Shopping online, privacy, data protection and third-party tracking
In the wake of yet another e-commerce data breach in which the names and email addresses of millions of online shoppers and credit card users have been accessed illegally, researchers in the US suggest that privacy discussions, and ultimately legislation must urgently focus on the expanding roles of third-parties handling pervasive online customer profiles.
Nancy King of the College of Business, at Oregon State University, in Corvallis, explains in the latest issue of the International Journal of Private Law that marketers have long created market segments in an effort to create more relevant advertising and efficiently spend advertising dollars. What has changed in recent years is that in the online world of e-commerce, tracking technologies allow advertisers to construct personal profiles and use them to individually target consumers much more effectively than ever before. As such, network advertising associations, the owners of consumer databases and data mining services and advertising exchanges are now playing a more and more important role in the online behavioral advertising industry. This paradigm shift in how we, as consumers, are marketed to should become high on the agenda in discussions of privacy in the European Union, the USA and elsewhere as legislation to cope with e-commerce is drafted.
Consumers do, to some extent, benefit from third parties generating a personal profile in that they are more likely to receive only targeted advertising that might be of genuine interest. Conversely, most consumers, given the choice, would prefer that their personal preferences for coffee brand, credit card and textured tissue paper were not made available to the whole marketing industry. Promoted "tweets" on Twitter, contextual AdSense advertising by Google, targeted Facebook advertisements generated using the data within your profile, and much more are already reality for internet users. King states that: "Online behavioral advertising 'offers the highest return on investment for dollars spent on e-advertising a value that is only diminished by the controversial nature of the tracking technology' that is used to produce the high returns."
In short, such profile-driven advertising exploits the consumer's interests and purchases in one area to sell them goods and services from another.
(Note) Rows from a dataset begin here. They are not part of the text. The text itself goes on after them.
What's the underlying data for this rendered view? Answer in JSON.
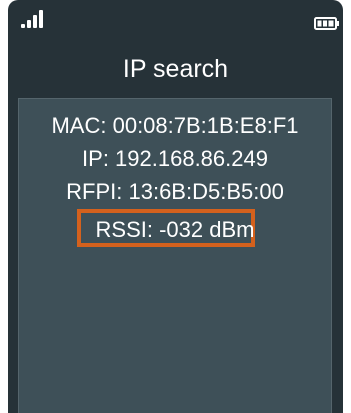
{
  "status_bar": {
    "signal_icon": "signal-strength-icon",
    "battery_icon": "battery-full-icon"
  },
  "screen": {
    "title": "IP search",
    "info": {
      "mac": "MAC: 00:08:7B:1B:E8:F1",
      "ip": "IP: 192.168.86.249",
      "rfpi": "RFPI: 13:6B:D5:B5:00",
      "rssi": "RSSI: -032 dBm"
    }
  },
  "colors": {
    "background": "#263238",
    "panel": "#3e5058",
    "highlight": "#d4611d",
    "text": "#ffffff"
  }
}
Most consumers would prefer that not to happen. "There are significant data protection and other consumer privacy implications associated with participation by third-party businesses in the behavioral advertising industry," says King. There are technological tools to respond to this issue, such as ad-blocking software and anti-tracking tools for the web browser. Unfortunately, most consumers are unaware of the existence or need for these tools.
"As the behavioral advertising industry grows and consumers are increasingly being tracked, profiled and targeted for direct marketing communications by the industry, concerns about consumers' privacy and data protection have increased. It is short-sighted to limit privacy discussions to analysis of the primary participants in the industry, the advertisers and publishers, given the significant involvement of advertising network associations and other third-party businesses that support the industry," King says. "A key concern is data-sharing among these third-parties and the unlikelihood that consumers are aware of how their data is used by third-parties with which they do not directly interact, essentially a failure of transparency," she concludes.